According to the latest report (published in September 2018) from the Children’s Bureau, a division of the U.S. Department of Health & Human Services, there are nearly 450,000 children in the American foster care system. It’s a troubling number made even more so by the fact that foster care placements have been steadily rising since 2012. The reasons children enter protective services are varied, with both parental and child issues affecting care decisions each year. Take a look at three facts that particularly impact the American foster care system today:
The Opioid Crisis is Destroying Home Safety
While parental neglect is still the number one reason that children enter foster care (increasing from 61% in 2016 to 62% in 2017), the percentage of children specifically removed from homes due to parental drug abuse increased at a faster rate (34% to 36%) than the remaining 13 categories, all of which either remained constant or decreased from estimated FY2016 to FY2017 numbers. Of course, neglect could be a product of parental drug abuse, making the true effects of the drug crisis even more profound. The Children’s Bureau does not identify the type of drug contributing to the removal of a child from a home, but since the U.S. government declared an opioid epidemic in 2017, it seems plausible that opioids are likely the cause in a majority of them.

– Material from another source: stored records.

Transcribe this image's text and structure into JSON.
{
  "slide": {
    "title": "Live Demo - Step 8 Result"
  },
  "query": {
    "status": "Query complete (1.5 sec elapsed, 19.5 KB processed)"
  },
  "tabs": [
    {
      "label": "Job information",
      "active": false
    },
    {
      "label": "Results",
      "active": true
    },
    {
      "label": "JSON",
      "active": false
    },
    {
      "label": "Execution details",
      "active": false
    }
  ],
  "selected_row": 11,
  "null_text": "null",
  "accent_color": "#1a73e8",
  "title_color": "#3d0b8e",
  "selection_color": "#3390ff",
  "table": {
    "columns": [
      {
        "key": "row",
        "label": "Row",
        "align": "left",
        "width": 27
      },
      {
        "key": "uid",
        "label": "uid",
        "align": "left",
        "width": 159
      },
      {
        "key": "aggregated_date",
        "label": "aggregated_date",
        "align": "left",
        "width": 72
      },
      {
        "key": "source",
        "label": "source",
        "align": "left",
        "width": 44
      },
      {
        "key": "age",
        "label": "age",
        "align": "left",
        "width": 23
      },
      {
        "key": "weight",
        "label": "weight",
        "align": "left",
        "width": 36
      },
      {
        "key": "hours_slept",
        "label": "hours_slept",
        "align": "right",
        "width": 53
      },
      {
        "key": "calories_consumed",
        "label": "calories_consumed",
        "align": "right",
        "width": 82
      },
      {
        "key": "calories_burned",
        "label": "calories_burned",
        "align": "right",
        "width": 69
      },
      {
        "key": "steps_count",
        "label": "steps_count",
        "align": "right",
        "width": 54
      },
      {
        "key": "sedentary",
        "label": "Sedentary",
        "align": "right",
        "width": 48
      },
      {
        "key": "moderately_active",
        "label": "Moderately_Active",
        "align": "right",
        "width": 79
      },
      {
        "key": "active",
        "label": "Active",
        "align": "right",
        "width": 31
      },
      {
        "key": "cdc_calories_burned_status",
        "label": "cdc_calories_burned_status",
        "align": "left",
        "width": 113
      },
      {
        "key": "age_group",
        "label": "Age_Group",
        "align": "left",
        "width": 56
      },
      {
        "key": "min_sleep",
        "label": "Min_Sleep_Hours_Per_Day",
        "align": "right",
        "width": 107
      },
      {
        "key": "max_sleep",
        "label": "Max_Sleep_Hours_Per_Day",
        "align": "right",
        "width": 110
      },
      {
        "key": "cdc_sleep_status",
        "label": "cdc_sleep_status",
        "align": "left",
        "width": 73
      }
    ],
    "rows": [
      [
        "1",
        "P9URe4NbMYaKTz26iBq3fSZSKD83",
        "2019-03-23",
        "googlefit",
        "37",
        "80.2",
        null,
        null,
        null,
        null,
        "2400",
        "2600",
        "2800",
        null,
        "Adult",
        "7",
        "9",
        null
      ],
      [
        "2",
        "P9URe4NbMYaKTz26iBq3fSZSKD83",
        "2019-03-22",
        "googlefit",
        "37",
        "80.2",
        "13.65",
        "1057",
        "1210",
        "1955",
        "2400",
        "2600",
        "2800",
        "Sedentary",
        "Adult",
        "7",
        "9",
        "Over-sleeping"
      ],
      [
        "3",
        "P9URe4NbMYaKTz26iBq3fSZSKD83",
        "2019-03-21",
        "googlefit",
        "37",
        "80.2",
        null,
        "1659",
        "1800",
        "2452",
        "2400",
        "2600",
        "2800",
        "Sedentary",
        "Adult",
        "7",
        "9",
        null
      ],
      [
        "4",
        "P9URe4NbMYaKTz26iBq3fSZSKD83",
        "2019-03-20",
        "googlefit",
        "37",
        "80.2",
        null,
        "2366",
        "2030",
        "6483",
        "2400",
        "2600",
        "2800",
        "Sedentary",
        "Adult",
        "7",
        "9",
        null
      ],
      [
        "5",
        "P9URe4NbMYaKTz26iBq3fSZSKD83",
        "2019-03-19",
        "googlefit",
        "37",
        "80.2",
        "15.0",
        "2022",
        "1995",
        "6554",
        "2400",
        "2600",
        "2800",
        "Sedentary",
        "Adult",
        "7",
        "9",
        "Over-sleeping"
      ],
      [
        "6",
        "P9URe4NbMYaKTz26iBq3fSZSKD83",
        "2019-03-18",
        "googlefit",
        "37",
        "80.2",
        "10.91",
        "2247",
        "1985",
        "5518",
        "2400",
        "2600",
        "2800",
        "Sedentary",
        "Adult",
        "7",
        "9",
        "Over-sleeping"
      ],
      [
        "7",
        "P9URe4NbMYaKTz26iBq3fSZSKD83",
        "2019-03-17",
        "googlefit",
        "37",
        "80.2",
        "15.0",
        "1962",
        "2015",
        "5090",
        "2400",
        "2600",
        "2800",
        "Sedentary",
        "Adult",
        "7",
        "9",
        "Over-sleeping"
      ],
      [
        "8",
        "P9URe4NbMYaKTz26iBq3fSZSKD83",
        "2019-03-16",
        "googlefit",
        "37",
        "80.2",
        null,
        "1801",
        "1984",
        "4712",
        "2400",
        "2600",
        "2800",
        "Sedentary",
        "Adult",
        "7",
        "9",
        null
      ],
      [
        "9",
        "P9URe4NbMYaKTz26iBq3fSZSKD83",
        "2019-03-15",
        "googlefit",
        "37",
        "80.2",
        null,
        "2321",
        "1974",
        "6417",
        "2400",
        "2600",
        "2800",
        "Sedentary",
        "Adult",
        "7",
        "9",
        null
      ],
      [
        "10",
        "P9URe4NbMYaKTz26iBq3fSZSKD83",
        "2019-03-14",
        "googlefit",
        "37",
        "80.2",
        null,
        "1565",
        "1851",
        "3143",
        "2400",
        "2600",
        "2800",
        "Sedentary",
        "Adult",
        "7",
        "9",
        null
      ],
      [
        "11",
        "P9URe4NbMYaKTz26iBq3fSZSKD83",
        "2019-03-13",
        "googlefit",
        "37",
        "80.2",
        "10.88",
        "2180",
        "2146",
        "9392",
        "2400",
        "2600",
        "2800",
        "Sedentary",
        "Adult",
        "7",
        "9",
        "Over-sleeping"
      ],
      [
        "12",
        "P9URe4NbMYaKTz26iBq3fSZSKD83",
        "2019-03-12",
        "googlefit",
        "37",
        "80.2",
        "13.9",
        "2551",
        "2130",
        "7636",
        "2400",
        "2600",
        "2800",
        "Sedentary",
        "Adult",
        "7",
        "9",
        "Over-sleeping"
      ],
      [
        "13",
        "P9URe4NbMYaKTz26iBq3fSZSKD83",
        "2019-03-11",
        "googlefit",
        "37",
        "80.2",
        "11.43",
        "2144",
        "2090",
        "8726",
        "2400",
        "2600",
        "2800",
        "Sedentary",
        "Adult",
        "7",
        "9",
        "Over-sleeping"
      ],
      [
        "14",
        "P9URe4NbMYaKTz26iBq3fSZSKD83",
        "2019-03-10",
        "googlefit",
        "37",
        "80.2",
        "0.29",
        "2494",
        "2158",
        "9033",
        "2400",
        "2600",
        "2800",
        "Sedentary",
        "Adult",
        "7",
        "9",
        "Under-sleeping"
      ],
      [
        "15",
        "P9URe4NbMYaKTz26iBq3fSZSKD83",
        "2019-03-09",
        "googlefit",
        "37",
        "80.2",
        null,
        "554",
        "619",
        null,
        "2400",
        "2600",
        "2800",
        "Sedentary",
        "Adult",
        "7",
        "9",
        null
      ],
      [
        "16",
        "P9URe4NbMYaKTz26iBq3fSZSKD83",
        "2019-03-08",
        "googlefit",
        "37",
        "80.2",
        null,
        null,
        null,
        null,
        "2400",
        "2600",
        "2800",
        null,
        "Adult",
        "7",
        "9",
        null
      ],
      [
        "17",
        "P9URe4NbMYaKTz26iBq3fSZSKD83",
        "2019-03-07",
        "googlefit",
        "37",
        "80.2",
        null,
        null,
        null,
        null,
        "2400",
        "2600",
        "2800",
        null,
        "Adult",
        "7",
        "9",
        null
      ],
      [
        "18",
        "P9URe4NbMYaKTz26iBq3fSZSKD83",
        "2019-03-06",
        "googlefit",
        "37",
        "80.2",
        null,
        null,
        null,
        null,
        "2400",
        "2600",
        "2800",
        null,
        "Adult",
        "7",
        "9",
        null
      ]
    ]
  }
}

Declining Interest of Suitable Carers
In addition to the rising numbers of kids entering care, there is a decreasing number of qualified social workers, as well as available and interested carers. Research indicates rural areas in “the western and southern regions of the United States” will experience a severe shortage of social workers that will put added pressure on already vulnerable areas affected by drug abuse and in need of welfare assistance. Couple that with the scarcity of available foster families willing to take in vulnerable kids who often need medical and psychiatric treatment, as well as academic and behavioral support, and you have a system in desperate need of help. Indeed, even if families decide to overlook limited resources and training and the anticipated grief of seeing their foster children leave them and do, in fact, sign up to be carers, they still end up quitting a lot of the time. One study by the National Council for Adoption found “that more than half of foster families quit fostering within the first year, with many states seeing another double-digit percentage decrease in year two.”
Market Research Can Help
It might seem strange to apply market research to what amounts to a human industry, but solid research into the motivations affecting the “sale” of the foster experience can positively affect the way welfare agencies attract and retain carers. A reputable market research agency can design a study that helps identify the areas with the most favorable demographics in which to search for eligible and willing foster parent candidates. Such an agency can also help determine any issues impeding recruitment (such as an anticipated lack of support and financial concerns or misconceptions about adoption versus fostering) so that they can be addressed. In these ways, market research can help government agencies design marketing plans that attract and engage potential foster parents, effectively marketing carer participation in the welfare system.